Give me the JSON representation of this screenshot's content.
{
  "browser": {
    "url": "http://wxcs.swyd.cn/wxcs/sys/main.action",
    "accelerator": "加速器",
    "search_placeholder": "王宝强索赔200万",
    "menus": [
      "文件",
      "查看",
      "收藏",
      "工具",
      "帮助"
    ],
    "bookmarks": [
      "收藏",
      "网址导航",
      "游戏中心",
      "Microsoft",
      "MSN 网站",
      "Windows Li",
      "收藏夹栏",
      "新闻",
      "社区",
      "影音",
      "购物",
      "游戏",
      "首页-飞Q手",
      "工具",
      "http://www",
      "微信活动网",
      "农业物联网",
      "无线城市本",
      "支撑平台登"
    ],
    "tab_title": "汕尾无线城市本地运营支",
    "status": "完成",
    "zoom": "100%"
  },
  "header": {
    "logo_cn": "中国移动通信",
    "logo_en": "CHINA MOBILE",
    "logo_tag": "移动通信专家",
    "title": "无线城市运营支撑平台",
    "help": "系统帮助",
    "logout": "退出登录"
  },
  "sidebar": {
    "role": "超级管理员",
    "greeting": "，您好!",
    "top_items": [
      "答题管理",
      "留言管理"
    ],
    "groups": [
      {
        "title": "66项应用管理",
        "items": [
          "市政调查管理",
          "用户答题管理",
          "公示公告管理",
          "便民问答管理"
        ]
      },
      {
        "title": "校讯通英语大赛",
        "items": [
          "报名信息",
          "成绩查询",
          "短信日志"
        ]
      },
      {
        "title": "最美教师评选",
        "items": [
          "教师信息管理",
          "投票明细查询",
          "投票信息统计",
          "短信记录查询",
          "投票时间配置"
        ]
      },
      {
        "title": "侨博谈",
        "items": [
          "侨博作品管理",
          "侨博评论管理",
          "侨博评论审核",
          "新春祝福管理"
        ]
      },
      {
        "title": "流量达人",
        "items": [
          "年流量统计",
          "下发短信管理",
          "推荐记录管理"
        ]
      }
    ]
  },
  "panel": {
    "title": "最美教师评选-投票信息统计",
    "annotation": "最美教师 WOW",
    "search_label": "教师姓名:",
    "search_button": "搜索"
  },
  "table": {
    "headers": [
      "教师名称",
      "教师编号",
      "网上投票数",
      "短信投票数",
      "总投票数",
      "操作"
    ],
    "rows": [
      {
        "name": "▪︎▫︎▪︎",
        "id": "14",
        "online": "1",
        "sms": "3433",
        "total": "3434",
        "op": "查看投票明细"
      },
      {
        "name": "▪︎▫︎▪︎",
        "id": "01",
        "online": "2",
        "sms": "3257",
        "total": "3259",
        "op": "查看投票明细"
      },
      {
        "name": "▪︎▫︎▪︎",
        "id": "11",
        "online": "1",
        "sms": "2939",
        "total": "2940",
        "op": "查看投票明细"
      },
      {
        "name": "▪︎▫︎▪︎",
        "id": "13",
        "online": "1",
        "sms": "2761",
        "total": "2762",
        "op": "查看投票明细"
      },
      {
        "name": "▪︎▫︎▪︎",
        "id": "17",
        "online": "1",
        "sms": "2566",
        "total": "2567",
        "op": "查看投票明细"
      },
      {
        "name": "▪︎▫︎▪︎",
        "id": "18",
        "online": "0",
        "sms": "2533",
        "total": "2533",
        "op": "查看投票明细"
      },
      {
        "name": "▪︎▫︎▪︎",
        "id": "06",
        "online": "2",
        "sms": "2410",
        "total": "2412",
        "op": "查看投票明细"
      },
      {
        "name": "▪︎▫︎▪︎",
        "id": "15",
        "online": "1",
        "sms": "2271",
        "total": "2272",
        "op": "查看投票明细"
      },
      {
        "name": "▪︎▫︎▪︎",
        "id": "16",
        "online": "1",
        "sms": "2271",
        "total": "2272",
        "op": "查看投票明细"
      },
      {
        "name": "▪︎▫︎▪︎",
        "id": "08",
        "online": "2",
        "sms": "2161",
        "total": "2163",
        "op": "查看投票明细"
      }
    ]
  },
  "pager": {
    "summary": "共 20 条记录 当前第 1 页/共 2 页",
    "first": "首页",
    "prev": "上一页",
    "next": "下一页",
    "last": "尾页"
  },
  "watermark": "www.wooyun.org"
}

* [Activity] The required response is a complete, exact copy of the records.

* [Task result]
Give me the JSON representation of this screenshot's content.
{
  "browser": {
    "url": "http://wxcs.swyd.cn/wxcs/sys/main.action",
    "accelerator": "加速器",
    "search_placeholder": "王宝强索赔200万",
    "menus": [
      "文件",
      "查看",
      "收藏",
      "工具",
      "帮助"
    ],
    "bookmarks": [
      "收藏",
      "网址导航",
      "游戏中心",
      "Microsoft",
      "MSN 网站",
      "Windows Li",
      "收藏夹栏",
      "新闻",
      "社区",
      "影音",
      "购物",
      "游戏",
      "首页-飞Q手",
      "工具",
      "http://www",
      "微信活动网",
      "农业物联网",
      "无线城市本",
      "支撑平台登"
    ],
    "tab_title": "汕尾无线城市本地运营支",
    "status": "完成",
    "zoom": "100%"
  },
  "header": {
    "logo_cn": "中国移动通信",
    "logo_en": "CHINA MOBILE",
    "logo_tag": "移动通信专家",
    "title": "无线城市运营支撑平台",
    "help": "系统帮助",
    "logout": "退出登录"
  },
  "sidebar": {
    "role": "超级管理员",
    "greeting": "，您好!",
    "top_items": [
      "答题管理",
      "留言管理"
    ],
    "groups": [
      {
        "title": "66项应用管理",
        "items": [
          "市政调查管理",
          "用户答题管理",
          "公示公告管理",
          "便民问答管理"
        ]
      },
      {
        "title": "校讯通英语大赛",
        "items": [
          "报名信息",
          "成绩查询",
          "短信日志"
        ]
      },
      {
        "title": "最美教师评选",
        "items": [
          "教师信息管理",
          "投票明细查询",
          "投票信息统计",
          "短信记录查询",
          "投票时间配置"
        ]
      },
      {
        "title": "侨博谈",
        "items": [
          "侨博作品管理",
          "侨博评论管理",
          "侨博评论审核",
          "新春祝福管理"
        ]
      },
      {
        "title": "流量达人",
        "items": [
          "年流量统计",
          "下发短信管理",
          "推荐记录管理"
        ]
      }
    ]
  },
  "panel": {
    "title": "最美教师评选-投票信息统计",
    "annotation": "最美教师 WOW",
    "search_label": "教师姓名:",
    "search_button": "搜索"
  },
  "table": {
    "headers": [
      "教师名称",
      "教师编号",
      "网上投票数",
      "短信投票数",
      "总投票数",
      "操作"
    ],
    "rows": [
      {
        "name": "▪︎▫︎▪︎",
        "id": "14",
        "online": "1",
        "sms": "3433",
        "total": "3434",
        "op": "查看投票明细"
      },
      {
        "name": "▪︎▫︎▪︎",
        "id": "01",
        "online": "2",
        "sms": "3257",
        "total": "3259",
        "op": "查看投票明细"
      },
      {
        "name": "▪︎▫︎▪︎",
        "id": "11",
        "online": "1",
        "sms": "2939",
        "total": "2940",
        "op": "查看投票明细"
      },
      {
        "name": "▪︎▫︎▪︎",
        "id": "13",
        "online": "1",
        "sms": "2761",
        "total": "2762",
        "op": "查看投票明细"
      },
      {
        "name": "▪︎▫︎▪︎",
        "id": "17",
        "online": "1",
        "sms": "2566",
        "total": "2567",
        "op": "查看投票明细"
      },
      {
        "name": "▪︎▫︎▪︎",
        "id": "18",
        "online": "0",
        "sms": "2533",
        "total": "2533",
        "op": "查看投票明细"
      },
      {
        "name": "▪︎▫︎▪︎",
        "id": "06",
        "online": "2",
        "sms": "2410",
        "total": "2412",
        "op": "查看投票明细"
      },
      {
        "name": "▪︎▫︎▪︎",
        "id": "15",
        "online": "1",
        "sms": "2271",
        "total": "2272",
        "op": "查看投票明细"
      },
      {
        "name": "▪︎▫︎▪︎",
        "id": "16",
        "online": "1",
        "sms": "2271",
        "total": "2272",
        "op": "查看投票明细"
      },
      {
        "name": "▪︎▫︎▪︎",
        "id": "08",
        "online": "2",
        "sms": "2161",
        "total": "2163",
        "op": "查看投票明细"
      }
    ]
  },
  "pager": {
    "summary": "共 20 条记录 当前第 1 页/共 2 页",
    "first": "首页",
    "prev": "上一页",
    "next": "下一页",
    "last": "尾页"
  },
  "watermark": "www.wooyun.org"
}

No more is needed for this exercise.